Categorized | Film

On Now: Tango 360


Now showing at the Galileo Galilei Planetarium in Buenos Aires is one of the most unique pieces of cinema available to the public in South America.

A part of the city government’s summer cultural programme, Tango 360 is a film designed to be projected onto a dome, a ‘360 degree film’. In this case, it is projected onto the domed ceiling of the Buenos Aires planetarium, a Palermo landmark most recognisable for the flashing lights encrusted on the dome’s exterior.

Tango 360 (photo via GCBA)

Tango 360 (photo via GCBA)

The planetarium was opened to the public in the late 1960s and since then has been a site of huge astrological interest to the city, providing free access to its telescopes and lectures. Now, and until the end of February, it adds tango to the collection of wonders it displays.

The 26-minute film’s narrative focuses loosely on the lives of a couple, but more than that, on the city of Buenos Aires. The film is an ode to the Argentine capital, and for those who love it as much as the filmmakers clearly do, this alone is enough reason to see it. Images of the city are ubiquitous in the film, moving to the soundtrack of ground-breaking Argentine tango musician Astor Piazzolla, making for an innovative creation that would struggle to be more porteño, especially showing at one of Buenos Aires’ most iconic venues.

Words and phrases sometimes adorn the images: they float and dive freely across the screen like the rest of the images, joining a curved, tango-themed, moving collage. Although I was left with the impression that the use of words in the film could’ve been handled slightly better, they were a good addition to a film that is more abstract art than narrative cinema, guiding viewers along the main points of what little plot there is.

On the top floor of the planetarium, the film theatre is a 20 metre diameter room with 360 seats all steeply reclined to face the ceiling. The full dome projection system is an impressive machine, represented by the huge projector in the centre of the room, which only just slips out of your line of vision when sat back in the seat.

There are many difficulties inherent to tackling a 360 degree film projection, and for the most part, Tango 360 does fairly well.

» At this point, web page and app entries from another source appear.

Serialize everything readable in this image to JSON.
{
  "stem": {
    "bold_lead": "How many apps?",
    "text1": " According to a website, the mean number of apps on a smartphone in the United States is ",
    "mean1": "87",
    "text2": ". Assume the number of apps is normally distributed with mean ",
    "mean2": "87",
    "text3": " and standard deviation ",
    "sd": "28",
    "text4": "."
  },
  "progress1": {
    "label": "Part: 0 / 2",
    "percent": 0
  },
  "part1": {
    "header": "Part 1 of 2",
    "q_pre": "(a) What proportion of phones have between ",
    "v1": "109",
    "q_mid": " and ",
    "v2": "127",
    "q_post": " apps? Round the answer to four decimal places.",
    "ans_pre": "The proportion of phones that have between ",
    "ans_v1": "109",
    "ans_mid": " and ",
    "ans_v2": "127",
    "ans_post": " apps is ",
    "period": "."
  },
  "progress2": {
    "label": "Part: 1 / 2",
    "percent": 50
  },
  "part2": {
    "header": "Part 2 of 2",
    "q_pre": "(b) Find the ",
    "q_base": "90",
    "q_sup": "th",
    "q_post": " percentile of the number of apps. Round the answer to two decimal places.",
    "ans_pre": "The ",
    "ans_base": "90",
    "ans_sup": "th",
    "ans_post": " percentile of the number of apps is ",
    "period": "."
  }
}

The projections fills the entire screen – so people on opposite sides are not seeing the same images in front of them – though it also rotates slowly so that everyone catches most of it. It does sometimes display a similar image on both sides of the dome, but never without some kind of variation, so the experience is marginally different for everyone. I did find myself occasionally craning my neck uncomfortably to catch an important part of the film which was showing on an awkward part of the screen to see from my seat. This was especially the case with words, which are difficult to read upside down.

Despite these minor inconveniences, and a relatively steep admission price, the show that is ‘Tango 360’ is well worth a visit.

Tango 360 shows until 28th February at the Galileo Galilei planetarium in the Bosques de Palermo (Av. Sarmiento Y Belisario Roldán) on Saturdays and Sundays at 8pm. Tickets, $50, can be bought on the door. For more information, visit the website.

This post was written by:

- who has written 800 posts on The Argentina Independent.

Contact the author

Facebook comments


One Response to “On Now: Tango 360”


  1. […] Cristina Trujillo reviews ‘Tango 360′, an abstract art film that pays homage to the city of Buenos Aires and it’s most famous dance, projected on a 360-degree dome screen at the planetarium. The Argentina Independent […]

Leave a Reply

Follow us on Twitter
Visit us on Facebook
View us on YouTube

In the week that Estela de Carlotto, president of the Abuelas de Plaza de Mayo, found her grandson, ending a 36-year search, we revisit Vicky Gashe's 2010 article on the human rights organisation.

    Directory Pick

Magdalena's Party in Palermo

Magdalena’s Party has daily 2 x 1 Happy Hour specials til midnight, and the "best onda".
Sign up to The Indy newsletter